===== Data for analysis
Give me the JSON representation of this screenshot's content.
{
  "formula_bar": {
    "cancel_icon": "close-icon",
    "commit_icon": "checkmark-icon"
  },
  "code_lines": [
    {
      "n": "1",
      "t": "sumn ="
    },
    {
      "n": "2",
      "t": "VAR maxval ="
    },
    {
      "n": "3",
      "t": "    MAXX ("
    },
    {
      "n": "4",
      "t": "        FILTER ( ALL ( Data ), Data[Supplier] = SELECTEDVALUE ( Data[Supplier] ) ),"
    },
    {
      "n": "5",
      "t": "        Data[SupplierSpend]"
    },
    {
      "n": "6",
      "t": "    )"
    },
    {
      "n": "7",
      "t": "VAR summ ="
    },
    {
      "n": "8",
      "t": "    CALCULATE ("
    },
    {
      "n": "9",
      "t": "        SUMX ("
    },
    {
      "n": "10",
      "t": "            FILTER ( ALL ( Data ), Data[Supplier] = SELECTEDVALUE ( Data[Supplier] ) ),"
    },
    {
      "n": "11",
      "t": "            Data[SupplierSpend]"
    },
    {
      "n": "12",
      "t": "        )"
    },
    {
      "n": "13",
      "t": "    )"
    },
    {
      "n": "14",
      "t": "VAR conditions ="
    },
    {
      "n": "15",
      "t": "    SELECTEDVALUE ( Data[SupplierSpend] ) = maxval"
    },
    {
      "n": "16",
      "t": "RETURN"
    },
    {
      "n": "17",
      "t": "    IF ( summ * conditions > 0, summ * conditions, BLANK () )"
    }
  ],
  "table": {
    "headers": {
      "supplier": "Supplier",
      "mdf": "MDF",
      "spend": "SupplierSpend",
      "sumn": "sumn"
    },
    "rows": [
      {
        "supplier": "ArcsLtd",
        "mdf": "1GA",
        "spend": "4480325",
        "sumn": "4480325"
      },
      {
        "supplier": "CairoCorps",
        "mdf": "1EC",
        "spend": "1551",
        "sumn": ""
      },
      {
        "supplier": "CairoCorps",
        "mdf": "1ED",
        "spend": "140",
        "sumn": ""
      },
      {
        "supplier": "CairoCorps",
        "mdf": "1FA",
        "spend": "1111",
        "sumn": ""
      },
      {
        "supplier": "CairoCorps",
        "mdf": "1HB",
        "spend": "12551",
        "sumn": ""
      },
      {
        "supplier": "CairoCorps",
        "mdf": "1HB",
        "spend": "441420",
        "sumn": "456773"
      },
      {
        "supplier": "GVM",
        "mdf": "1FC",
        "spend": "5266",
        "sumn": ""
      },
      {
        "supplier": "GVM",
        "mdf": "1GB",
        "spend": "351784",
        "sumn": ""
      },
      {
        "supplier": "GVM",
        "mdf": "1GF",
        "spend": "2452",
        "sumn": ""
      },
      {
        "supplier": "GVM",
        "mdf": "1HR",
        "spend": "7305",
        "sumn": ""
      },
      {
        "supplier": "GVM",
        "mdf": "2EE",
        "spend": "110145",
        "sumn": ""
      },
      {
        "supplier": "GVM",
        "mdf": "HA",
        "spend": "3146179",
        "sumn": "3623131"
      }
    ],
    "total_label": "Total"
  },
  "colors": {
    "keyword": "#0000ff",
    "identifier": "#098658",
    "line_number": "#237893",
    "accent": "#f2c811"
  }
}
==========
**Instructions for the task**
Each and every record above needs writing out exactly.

**Solution to the problem**
Give me the JSON representation of this screenshot's content.
{
  "formula_bar": {
    "cancel_icon": "close-icon",
    "commit_icon": "checkmark-icon"
  },
  "code_lines": [
    {
      "n": "1",
      "t": "sumn ="
    },
    {
      "n": "2",
      "t": "VAR maxval ="
    },
    {
      "n": "3",
      "t": "    MAXX ("
    },
    {
      "n": "4",
      "t": "        FILTER ( ALL ( Data ), Data[Supplier] = SELECTEDVALUE ( Data[Supplier] ) ),"
    },
    {
      "n": "5",
      "t": "        Data[SupplierSpend]"
    },
    {
      "n": "6",
      "t": "    )"
    },
    {
      "n": "7",
      "t": "VAR summ ="
    },
    {
      "n": "8",
      "t": "    CALCULATE ("
    },
    {
      "n": "9",
      "t": "        SUMX ("
    },
    {
      "n": "10",
      "t": "            FILTER ( ALL ( Data ), Data[Supplier] = SELECTEDVALUE ( Data[Supplier] ) ),"
    },
    {
      "n": "11",
      "t": "            Data[SupplierSpend]"
    },
    {
      "n": "12",
      "t": "        )"
    },
    {
      "n": "13",
      "t": "    )"
    },
    {
      "n": "14",
      "t": "VAR conditions ="
    },
    {
      "n": "15",
      "t": "    SELECTEDVALUE ( Data[SupplierSpend] ) = maxval"
    },
    {
      "n": "16",
      "t": "RETURN"
    },
    {
      "n": "17",
      "t": "    IF ( summ * conditions > 0, summ * conditions, BLANK () )"
    }
  ],
  "table": {
    "headers": {
      "supplier": "Supplier",
      "mdf": "MDF",
      "spend": "SupplierSpend",
      "sumn": "sumn"
    },
    "rows": [
      {
        "supplier": "ArcsLtd",
        "mdf": "1GA",
        "spend": "4480325",
        "sumn": "4480325"
      },
      {
        "supplier": "CairoCorps",
        "mdf": "1EC",
        "spend": "1551",
        "sumn": ""
      },
      {
        "supplier": "CairoCorps",
        "mdf": "1ED",
        "spend": "140",
        "sumn": ""
      },
      {
        "supplier": "CairoCorps",
        "mdf": "1FA",
        "spend": "1111",
        "sumn": ""
      },
      {
        "supplier": "CairoCorps",
        "mdf": "1HB",
        "spend": "12551",
        "sumn": ""
      },
      {
        "supplier": "CairoCorps",
        "mdf": "1HB",
        "spend": "441420",
        "sumn": "456773"
      },
      {
        "supplier": "GVM",
        "mdf": "1FC",
        "spend": "5266",
        "sumn": ""
      },
      {
        "supplier": "GVM",
        "mdf": "1GB",
        "spend": "351784",
        "sumn": ""
      },
      {
        "supplier": "GVM",
        "mdf": "1GF",
        "spend": "2452",
        "sumn": ""
      },
      {
        "supplier": "GVM",
        "mdf": "1HR",
        "spend": "7305",
        "sumn": ""
      },
      {
        "supplier": "GVM",
        "mdf": "2EE",
        "spend": "110145",
        "sumn": ""
      },
      {
        "supplier": "GVM",
        "mdf": "HA",
        "spend": "3146179",
        "sumn": "3623131"
      }
    ],
    "total_label": "Total"
  },
  "colors": {
    "keyword": "#0000ff",
    "identifier": "#098658",
    "line_number": "#237893",
    "accent": "#f2c811"
  }
}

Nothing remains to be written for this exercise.